Concerns Grow Over Bloggers Quitting Due To Govt Intimidation
Monday, April 30,2007 16:08

Muslim Brotherhood activist and blogger Ibrahim El Houdaiby expressed support and solidarity with blogger Sandmonkey, who decided to stop blogging after being intimidated by Egyptian authorities.



El Houdaiby blamed the Egyptian authorities for undermining civil liberties in Egypt. "Sandmonkey"s decision to stop blogging sends very serious signals about the political climate in Egypt, and the effect of the notorious constitutional amendments on the margins of freedom in the country," he told Ikhwanweb.


He added that "the already-restricted margins of freedom are significantly eroding, and the blogosphere, the activists" last resort, is now under attack. The past few months witnessed the imprisonment of Kareem Amer, the arrest of Abdel Moneim Mahmoud, investigations with Alaa Seif and others, and finally threats that forced Sandmonkey to quit blogging."

He called upon freedom and democracy advocates to act, and support the reformists in Egypt, who "are losing ground on daily basis," stressing that "the regime"s capitalization on Western silence is turning Egypt into one large prison cell." 

"As an Islamist activist, I condemn this crackdown on Sandmonkey, Amer, Moneim, and all other bloggers and civil opposition activists," he said, adding that the unity and diversity of opposition groups and reformists in Egypt, and solidarity amongst them, is the only way to renaissance.

El Houdaiby, who is also a blogger, expressed his outrage with the regime"s intimidation of a colleague. "I feel insecure, and am particularly worried about the regime"s crackdown on tolerant members of all groups, who are coming closer together, defending each others" right, and building a strong, broad, democratic alliance capable of facing the regime"s tyranny, corruption and authoritarianism." 

He added that intimidating blogger is only one of several measures adopted by the regime that violate the basic human rights of Egyptian citizens. "I do not know what"s next.
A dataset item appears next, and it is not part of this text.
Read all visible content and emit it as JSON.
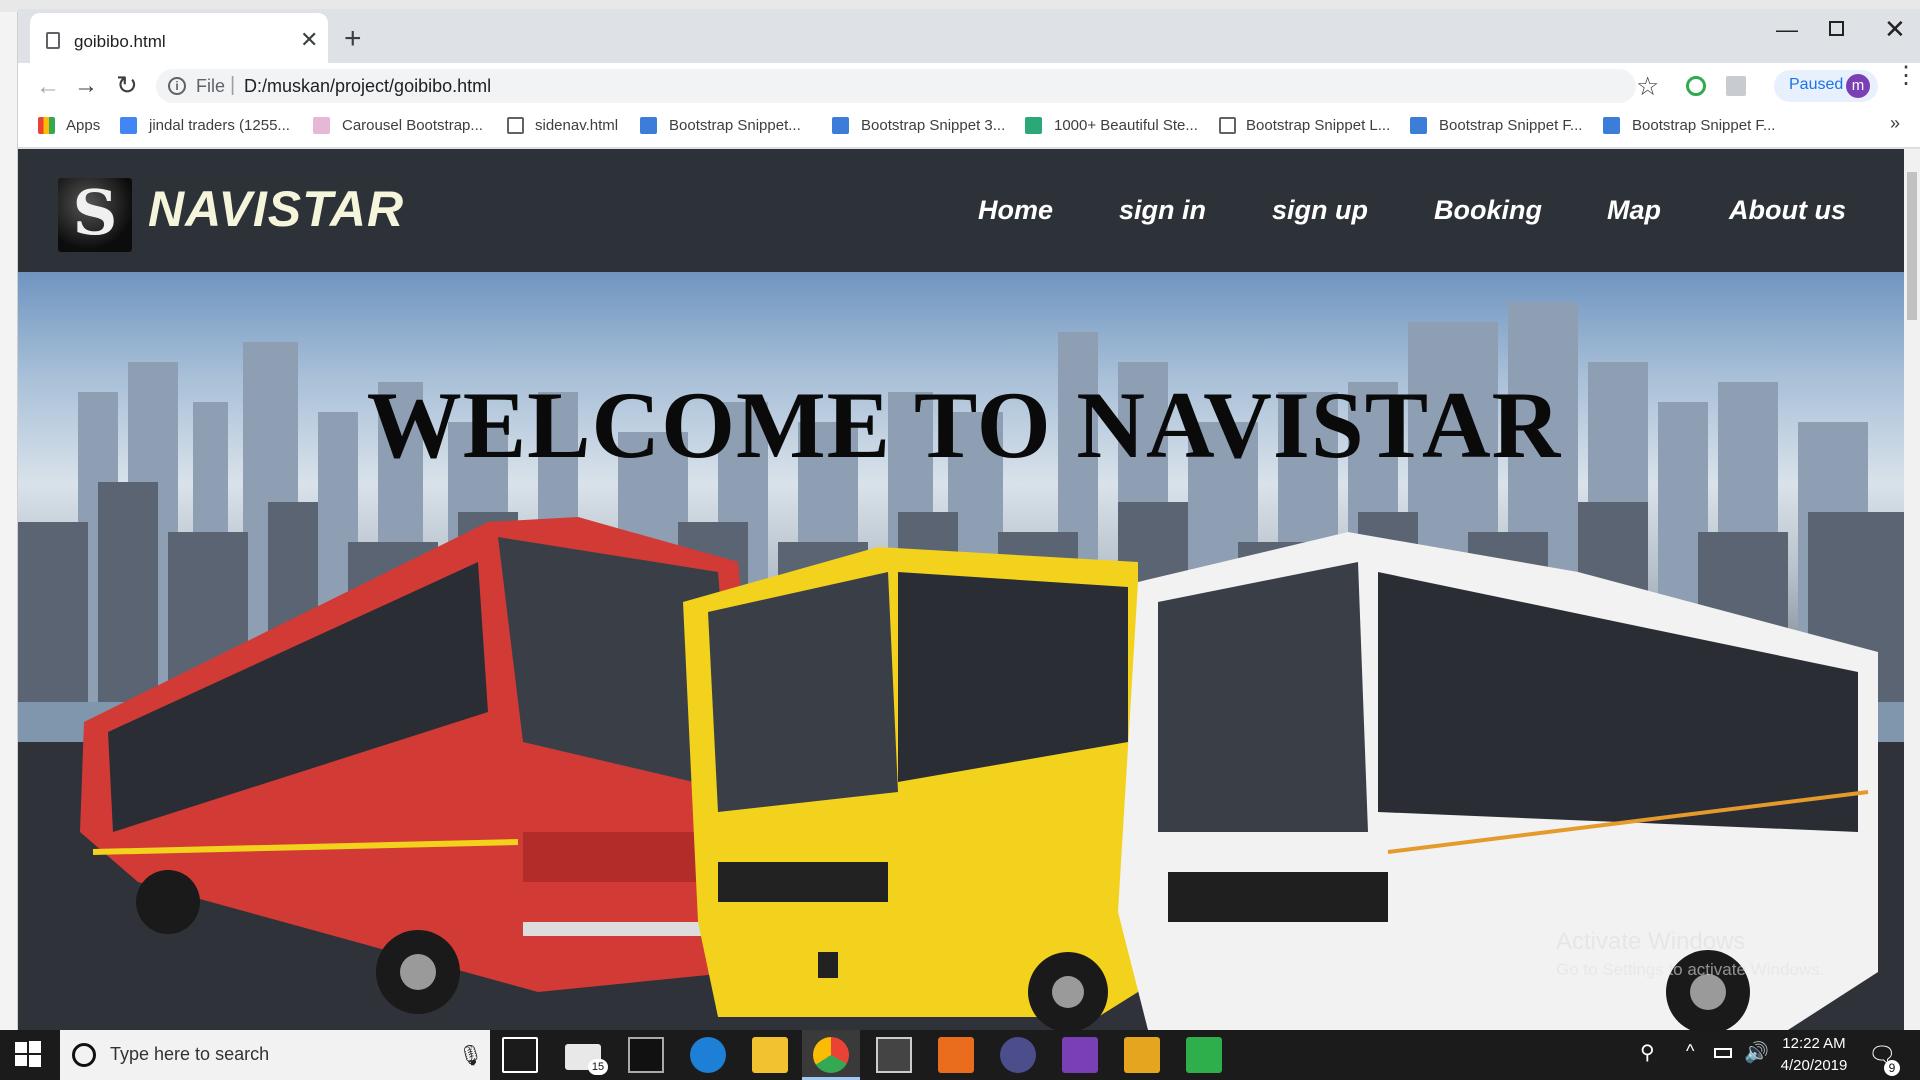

Phones are monitored, freedom of speech in newspapers is restricted, and blogger are intimidated," he said.

"You are asking what leads to radicalism and terrorism. This is what leads to terrorism," he said, clarifying that he never finds violence justifiable, "but in a context where people are not allowed to think out loud, I could see why some people resort to violence."


Ibrahim El-Houdaiby, an advisor to the Muslim Brotherhood and Ikhwanweb"s board member